“We had hoped to avoid these drastic and potentially devastating cost-cutting measures, but the state’s rate reduction followed by a lack of cooperation from the Cabinet and the Department for Medicaid Services, have left us no choice,” Passport CEO Mark Carter said in the release.
Carter said the cuts could negatively impact Passport’s members, but said the company has a “responsibility” to stay in business. Passport serves more than 310,000 enrollees, most of whom are in the Louisville region.
In response to Passport’s announcement on Friday, Cabinet for Health and Family Services Secretary Adam Meier cast doubt on whether the company’s financial situation is as dire as officials have described.
“CHFS is concerned with the lack of veracity being exercised by Passport in its dealings with the public,” Meier said. “The withdrawal of Passport’s motion for a preliminary injunction appears to be an admission that its financial plight never was as bleak as it claimed in the lawsuit filed against the Cabinet.”

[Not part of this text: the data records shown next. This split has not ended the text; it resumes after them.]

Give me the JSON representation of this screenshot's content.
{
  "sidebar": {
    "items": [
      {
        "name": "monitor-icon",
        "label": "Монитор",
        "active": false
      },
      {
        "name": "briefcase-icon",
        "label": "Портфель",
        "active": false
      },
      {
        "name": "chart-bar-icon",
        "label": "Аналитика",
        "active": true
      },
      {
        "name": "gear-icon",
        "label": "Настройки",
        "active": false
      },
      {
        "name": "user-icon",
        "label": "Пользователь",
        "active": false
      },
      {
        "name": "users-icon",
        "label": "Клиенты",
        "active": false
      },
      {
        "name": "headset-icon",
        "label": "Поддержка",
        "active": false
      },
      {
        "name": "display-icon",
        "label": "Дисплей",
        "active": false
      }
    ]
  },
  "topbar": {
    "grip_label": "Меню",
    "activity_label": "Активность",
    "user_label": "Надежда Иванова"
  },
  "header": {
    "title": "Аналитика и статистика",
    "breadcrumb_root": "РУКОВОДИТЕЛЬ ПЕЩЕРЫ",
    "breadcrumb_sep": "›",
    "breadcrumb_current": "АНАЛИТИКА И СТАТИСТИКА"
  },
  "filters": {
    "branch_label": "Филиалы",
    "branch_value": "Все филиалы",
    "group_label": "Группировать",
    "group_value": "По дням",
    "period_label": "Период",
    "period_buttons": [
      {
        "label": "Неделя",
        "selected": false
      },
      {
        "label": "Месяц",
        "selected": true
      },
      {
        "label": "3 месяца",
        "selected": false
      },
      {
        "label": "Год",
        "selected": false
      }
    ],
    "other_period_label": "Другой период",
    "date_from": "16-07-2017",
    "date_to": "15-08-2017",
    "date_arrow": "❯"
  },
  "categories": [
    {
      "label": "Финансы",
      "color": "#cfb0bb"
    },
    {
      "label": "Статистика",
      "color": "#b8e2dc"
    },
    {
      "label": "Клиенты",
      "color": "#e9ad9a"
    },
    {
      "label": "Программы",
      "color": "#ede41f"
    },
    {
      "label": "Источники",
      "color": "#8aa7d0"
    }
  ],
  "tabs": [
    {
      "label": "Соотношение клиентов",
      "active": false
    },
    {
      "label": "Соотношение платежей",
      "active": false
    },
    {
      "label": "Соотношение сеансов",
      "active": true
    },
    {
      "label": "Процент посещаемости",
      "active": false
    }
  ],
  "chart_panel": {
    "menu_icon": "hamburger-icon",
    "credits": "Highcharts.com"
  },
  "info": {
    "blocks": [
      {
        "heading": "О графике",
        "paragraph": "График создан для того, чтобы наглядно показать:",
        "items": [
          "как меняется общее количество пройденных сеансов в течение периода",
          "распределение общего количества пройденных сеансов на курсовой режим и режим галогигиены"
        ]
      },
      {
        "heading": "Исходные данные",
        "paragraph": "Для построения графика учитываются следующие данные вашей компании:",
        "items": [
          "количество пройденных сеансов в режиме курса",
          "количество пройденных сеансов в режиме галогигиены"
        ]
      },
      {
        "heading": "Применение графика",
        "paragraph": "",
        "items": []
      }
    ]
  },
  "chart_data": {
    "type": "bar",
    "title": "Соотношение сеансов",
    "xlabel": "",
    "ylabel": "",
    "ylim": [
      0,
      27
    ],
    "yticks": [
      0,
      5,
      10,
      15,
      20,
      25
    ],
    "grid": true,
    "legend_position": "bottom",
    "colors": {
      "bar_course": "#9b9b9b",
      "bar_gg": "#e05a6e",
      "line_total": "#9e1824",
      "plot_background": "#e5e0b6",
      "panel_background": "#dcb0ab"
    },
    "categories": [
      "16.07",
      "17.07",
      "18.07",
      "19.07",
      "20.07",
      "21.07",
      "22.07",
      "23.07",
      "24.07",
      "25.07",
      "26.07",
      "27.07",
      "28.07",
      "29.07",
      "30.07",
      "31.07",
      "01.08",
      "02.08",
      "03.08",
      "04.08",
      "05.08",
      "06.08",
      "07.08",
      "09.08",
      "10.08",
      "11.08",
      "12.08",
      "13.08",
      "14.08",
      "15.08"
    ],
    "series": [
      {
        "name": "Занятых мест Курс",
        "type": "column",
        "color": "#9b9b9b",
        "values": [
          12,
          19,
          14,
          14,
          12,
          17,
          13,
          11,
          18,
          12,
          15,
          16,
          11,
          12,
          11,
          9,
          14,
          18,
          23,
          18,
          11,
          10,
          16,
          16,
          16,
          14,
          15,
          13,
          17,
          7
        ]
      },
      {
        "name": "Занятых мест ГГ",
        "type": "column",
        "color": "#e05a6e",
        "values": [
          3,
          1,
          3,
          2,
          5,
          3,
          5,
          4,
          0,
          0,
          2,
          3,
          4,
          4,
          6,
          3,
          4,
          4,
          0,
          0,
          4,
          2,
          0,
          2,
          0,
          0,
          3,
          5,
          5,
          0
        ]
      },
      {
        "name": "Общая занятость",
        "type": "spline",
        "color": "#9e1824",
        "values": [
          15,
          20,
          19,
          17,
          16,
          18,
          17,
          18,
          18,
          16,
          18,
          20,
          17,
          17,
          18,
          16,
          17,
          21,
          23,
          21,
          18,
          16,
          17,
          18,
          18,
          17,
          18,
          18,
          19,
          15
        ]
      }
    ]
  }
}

The changes come as Passport takes its fight with the Kentucky Cabinet for Health and Family Services to court, where it is asking for the reversal of pay cuts that went into effect last year.
In mid-2018, the state reduced Passport’s Medicaid reimbursement by 4.1 percent in the Louisville region, whereas rates increased an average of 0.8 percent statewide. The company said that change would create an annual budget shortfall of $140 million. In testimony at a legislative hearing this month, Cabinet officials said the cuts to Passport were part of a regular recalculation based on number of enrollees and other factors.
The company said Friday it believed the cuts to providers would allow Passport to continue operating at a level that would prevent oversight and intervention by the Department of Insurance. The DOI could take over operations if Passport doesn’t have enough money in reserves.
In a motion filed March 1, a lawyer for Passport wrote that these measures–including operating above the DOI threshold, securing “extraordinary concessions” from contractors and an April 1 rate increase from the Cabinet for Health and Family Services–will help it avoid “imminent peril.”
But Passport is not out of long-term trouble.
“These developments do not affect the seriousness of Passport’s situation,” attorney Stephen R. Price, wrote.
Passport will submit an action plan to the DOI, Price wrote. And if the April 1 reimbursement rates are lower than projected, Passport may re-file for a temporary injunction — a motion it withdrew on Friday.
A week ago, Passport announced it was pausing construction of its much-anticipated corporate headquarters in west Louisville. That would have been a $130 million project. The company cited financial pressures related to the state lowering reimbursement rates in 2018.
Company and state officials have held talks and hearings on the issue, but reached no compromise yet. Carter said Passport is “willing to compromise and be a good partner to the state.”